▶ **Data for processing**:
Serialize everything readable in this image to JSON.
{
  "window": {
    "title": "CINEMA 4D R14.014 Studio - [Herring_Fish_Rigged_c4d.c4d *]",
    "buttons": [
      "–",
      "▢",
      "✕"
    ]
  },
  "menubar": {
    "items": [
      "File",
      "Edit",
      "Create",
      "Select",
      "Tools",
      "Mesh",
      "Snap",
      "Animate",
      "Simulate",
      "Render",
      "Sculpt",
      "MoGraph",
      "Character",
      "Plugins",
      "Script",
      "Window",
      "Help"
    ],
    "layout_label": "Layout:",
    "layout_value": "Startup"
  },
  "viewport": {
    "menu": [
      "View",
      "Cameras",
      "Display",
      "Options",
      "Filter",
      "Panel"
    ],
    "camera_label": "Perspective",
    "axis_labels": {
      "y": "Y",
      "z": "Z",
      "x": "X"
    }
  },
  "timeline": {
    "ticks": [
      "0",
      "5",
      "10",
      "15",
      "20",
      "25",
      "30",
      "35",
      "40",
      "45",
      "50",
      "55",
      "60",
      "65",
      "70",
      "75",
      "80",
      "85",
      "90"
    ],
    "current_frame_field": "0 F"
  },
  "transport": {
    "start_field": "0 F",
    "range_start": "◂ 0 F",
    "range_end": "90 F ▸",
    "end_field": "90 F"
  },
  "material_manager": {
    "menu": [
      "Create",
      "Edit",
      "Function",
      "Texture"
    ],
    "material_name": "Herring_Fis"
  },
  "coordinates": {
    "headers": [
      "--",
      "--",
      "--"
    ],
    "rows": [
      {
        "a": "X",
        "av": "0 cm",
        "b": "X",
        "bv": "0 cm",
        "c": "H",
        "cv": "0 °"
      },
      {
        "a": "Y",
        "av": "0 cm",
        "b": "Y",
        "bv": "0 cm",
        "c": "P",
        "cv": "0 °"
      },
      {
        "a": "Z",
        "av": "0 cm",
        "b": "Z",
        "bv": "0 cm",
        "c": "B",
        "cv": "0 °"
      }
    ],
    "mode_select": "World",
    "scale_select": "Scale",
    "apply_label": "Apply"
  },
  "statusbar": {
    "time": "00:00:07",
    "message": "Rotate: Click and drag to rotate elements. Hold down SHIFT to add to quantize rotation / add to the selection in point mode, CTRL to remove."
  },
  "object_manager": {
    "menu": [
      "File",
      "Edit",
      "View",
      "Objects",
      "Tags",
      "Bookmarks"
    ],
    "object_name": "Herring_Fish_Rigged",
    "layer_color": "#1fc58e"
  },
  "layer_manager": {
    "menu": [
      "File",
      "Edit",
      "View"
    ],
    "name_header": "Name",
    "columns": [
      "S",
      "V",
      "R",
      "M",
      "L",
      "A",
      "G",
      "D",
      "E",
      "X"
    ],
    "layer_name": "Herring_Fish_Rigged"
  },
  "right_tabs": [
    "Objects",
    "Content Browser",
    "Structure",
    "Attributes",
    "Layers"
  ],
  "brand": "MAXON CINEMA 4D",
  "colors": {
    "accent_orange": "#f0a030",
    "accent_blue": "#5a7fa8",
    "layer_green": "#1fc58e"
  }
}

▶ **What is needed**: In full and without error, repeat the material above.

▶ **Exercise response**:
Serialize everything readable in this image to JSON.
{
  "window": {
    "title": "CINEMA 4D R14.014 Studio - [Herring_Fish_Rigged_c4d.c4d *]",
    "buttons": [
      "–",
      "▢",
      "✕"
    ]
  },
  "menubar": {
    "items": [
      "File",
      "Edit",
      "Create",
      "Select",
      "Tools",
      "Mesh",
      "Snap",
      "Animate",
      "Simulate",
      "Render",
      "Sculpt",
      "MoGraph",
      "Character",
      "Plugins",
      "Script",
      "Window",
      "Help"
    ],
    "layout_label": "Layout:",
    "layout_value": "Startup"
  },
  "viewport": {
    "menu": [
      "View",
      "Cameras",
      "Display",
      "Options",
      "Filter",
      "Panel"
    ],
    "camera_label": "Perspective",
    "axis_labels": {
      "y": "Y",
      "z": "Z",
      "x": "X"
    }
  },
  "timeline": {
    "ticks": [
      "0",
      "5",
      "10",
      "15",
      "20",
      "25",
      "30",
      "35",
      "40",
      "45",
      "50",
      "55",
      "60",
      "65",
      "70",
      "75",
      "80",
      "85",
      "90"
    ],
    "current_frame_field": "0 F"
  },
  "transport": {
    "start_field": "0 F",
    "range_start": "◂ 0 F",
    "range_end": "90 F ▸",
    "end_field": "90 F"
  },
  "material_manager": {
    "menu": [
      "Create",
      "Edit",
      "Function",
      "Texture"
    ],
    "material_name": "Herring_Fis"
  },
  "coordinates": {
    "headers": [
      "--",
      "--",
      "--"
    ],
    "rows": [
      {
        "a": "X",
        "av": "0 cm",
        "b": "X",
        "bv": "0 cm",
        "c": "H",
        "cv": "0 °"
      },
      {
        "a": "Y",
        "av": "0 cm",
        "b": "Y",
        "bv": "0 cm",
        "c": "P",
        "cv": "0 °"
      },
      {
        "a": "Z",
        "av": "0 cm",
        "b": "Z",
        "bv": "0 cm",
        "c": "B",
        "cv": "0 °"
      }
    ],
    "mode_select": "World",
    "scale_select": "Scale",
    "apply_label": "Apply"
  },
  "statusbar": {
    "time": "00:00:07",
    "message": "Rotate: Click and drag to rotate elements. Hold down SHIFT to add to quantize rotation / add to the selection in point mode, CTRL to remove."
  },
  "object_manager": {
    "menu": [
      "File",
      "Edit",
      "View",
      "Objects",
      "Tags",
      "Bookmarks"
    ],
    "object_name": "Herring_Fish_Rigged",
    "layer_color": "#1fc58e"
  },
  "layer_manager": {
    "menu": [
      "File",
      "Edit",
      "View"
    ],
    "name_header": "Name",
    "columns": [
      "S",
      "V",
      "R",
      "M",
      "L",
      "A",
      "G",
      "D",
      "E",
      "X"
    ],
    "layer_name": "Herring_Fish_Rigged"
  },
  "right_tabs": [
    "Objects",
    "Content Browser",
    "Structure",
    "Attributes",
    "Layers"
  ],
  "brand": "MAXON CINEMA 4D",
  "colors": {
    "accent_orange": "#f0a030",
    "accent_blue": "#5a7fa8",
    "layer_green": "#1fc58e"
  }
}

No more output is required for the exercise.